The Forgotten Planet by Murray Leinster.
From one of the reviews:
In "The Forgotten Planet," the reader is introduced to the titular world, one which is never vouchsafed a name by the author. A sterile, barren hunk of rock, the world had been seeded by Earth ships with bacteria to break down the minerals into soil. Almost 1,000 years later, another ship had seeded the world with all sorts of plant and insect life, after which a "card file was upset" and the recorded details of the planet were lost. Hence, the nameless world was completely forgotten (more on this in a moment), and when the spaceliner Icarus crash-landed there many years later, with several thousand passengers, there was no hope of rescue. Some 40 generations later still, in the lowlands of the forgotten planet, the descendants of the Icarus passengers live in a state of reverted barbarism, subsisting on the ubiquitous giant fungi and cowering from the teeming swarms of gigantic insects....
The matter of the giant insects is something else again, and I'm not sure that a mere hothouse environment would account for the 40-foot-wide butterflies, monstrous spiders, 40-foot-long millipedes and other terrors that the author casually dishes out.
It's available on Project Gutenberg.
The dogs are, indeed, more intelligent than they were before:
There was even reason for the dogs remaining limited in number, and
keenly intelligent. The food-supply was limited. When there were too
many dogs, their attacks on stumbling insect giants were more desperate
and made earlier, before the monsters' ferocity was lessened. So more
dogs died. Then there was an adjustment of the number of dogs to the
food-supply. There was also a selection of those too intelligent to
attack rashly. Yet those who had insufficient courage would not eat.
There is a learning machine with head-set:
But there was an educator on the Wapiti. It was quite standard
apparatus,--simply basic-education for a human child, so that one's
school-years could be begun with a backlog of correct speech, and
reading, with the practical facts of mathematics, sanitation, and the
general information that any human being anywhere needs to know.
Children use it before they start school, and they absorb its
information quite painlessly. It is rare that an adult needs it. But
Burl and Saya did.
Burl was politely invited to wear the head-set, and he politely obliged.
There is trade in the butterfly wings:
The wings of white Morpho butterflies bring the highest prices, but even a
common swallow-tail is riches, and the fur of caterpillars--duly
processed--goes into the holds of the planet-owned space-line ships with
the care given elsewhere to platinum and diamonds.
And I think this is your bit about it being a strange world where dogs lie on butterfly wings although they're discussing it more as a matter of that the wings are priceless off-planet:

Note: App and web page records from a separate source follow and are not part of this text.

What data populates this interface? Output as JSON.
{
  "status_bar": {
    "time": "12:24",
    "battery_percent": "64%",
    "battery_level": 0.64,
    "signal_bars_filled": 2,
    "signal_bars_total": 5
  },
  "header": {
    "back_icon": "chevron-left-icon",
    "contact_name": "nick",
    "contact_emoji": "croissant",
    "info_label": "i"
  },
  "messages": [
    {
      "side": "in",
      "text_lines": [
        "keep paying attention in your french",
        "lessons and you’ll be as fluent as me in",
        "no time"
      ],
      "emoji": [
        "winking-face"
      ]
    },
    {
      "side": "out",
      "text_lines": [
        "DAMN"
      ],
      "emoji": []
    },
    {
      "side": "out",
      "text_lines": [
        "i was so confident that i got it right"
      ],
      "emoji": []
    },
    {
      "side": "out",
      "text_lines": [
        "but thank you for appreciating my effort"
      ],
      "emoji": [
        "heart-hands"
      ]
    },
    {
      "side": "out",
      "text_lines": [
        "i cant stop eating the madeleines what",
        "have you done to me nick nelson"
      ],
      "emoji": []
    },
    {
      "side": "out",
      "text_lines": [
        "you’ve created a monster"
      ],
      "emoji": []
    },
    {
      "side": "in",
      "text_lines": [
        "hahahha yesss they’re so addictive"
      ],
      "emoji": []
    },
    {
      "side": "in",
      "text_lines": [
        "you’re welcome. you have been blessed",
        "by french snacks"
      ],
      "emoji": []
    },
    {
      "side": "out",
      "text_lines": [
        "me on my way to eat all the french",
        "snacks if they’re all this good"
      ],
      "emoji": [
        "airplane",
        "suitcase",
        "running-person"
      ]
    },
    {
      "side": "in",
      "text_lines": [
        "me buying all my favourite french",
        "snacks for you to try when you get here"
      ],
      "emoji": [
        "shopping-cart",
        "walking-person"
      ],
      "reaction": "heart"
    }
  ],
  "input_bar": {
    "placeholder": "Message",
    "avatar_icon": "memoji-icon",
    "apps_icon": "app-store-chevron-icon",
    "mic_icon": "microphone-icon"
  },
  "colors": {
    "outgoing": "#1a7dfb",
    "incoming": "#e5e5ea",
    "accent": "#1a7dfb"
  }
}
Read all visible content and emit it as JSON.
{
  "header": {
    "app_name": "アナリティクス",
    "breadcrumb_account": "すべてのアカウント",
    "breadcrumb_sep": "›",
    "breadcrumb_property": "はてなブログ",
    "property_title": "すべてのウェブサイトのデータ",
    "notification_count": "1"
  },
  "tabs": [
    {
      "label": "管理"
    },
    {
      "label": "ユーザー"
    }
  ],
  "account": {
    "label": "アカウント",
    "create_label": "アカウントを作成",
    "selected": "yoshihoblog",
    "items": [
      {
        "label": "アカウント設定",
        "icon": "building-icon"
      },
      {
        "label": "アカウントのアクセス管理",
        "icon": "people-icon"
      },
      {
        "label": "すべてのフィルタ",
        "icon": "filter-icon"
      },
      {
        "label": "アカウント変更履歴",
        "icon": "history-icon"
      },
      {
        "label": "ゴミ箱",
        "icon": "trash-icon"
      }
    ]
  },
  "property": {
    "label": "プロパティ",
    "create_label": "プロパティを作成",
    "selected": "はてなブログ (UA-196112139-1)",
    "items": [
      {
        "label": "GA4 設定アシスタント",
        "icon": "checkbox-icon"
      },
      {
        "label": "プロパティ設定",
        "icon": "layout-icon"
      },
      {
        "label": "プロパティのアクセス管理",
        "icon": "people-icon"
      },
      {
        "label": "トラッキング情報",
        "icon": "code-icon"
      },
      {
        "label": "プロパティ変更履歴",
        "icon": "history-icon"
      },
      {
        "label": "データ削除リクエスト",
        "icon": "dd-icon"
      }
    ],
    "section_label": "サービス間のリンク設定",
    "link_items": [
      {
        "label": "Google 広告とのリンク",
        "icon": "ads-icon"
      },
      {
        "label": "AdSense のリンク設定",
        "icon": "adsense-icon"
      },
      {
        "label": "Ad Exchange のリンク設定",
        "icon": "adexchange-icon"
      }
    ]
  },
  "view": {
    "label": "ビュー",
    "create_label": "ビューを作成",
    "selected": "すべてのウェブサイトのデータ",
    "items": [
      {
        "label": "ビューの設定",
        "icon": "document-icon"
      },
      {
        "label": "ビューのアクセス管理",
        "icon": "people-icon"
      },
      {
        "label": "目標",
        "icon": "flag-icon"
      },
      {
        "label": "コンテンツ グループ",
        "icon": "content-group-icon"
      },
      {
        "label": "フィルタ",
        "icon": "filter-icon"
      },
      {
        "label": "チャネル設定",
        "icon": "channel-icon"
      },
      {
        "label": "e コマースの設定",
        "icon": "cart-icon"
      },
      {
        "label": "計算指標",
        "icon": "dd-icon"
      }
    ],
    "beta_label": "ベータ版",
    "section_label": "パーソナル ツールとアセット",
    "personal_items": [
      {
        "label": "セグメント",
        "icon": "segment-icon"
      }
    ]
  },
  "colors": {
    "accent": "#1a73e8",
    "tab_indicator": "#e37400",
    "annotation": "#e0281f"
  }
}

The Planet President of Sumor XI even liked the informal
atmosphere of a house where pleasantly self-possessed dogs curl up
comfortably on rugs of emperor-moth down that elsewhere are beyond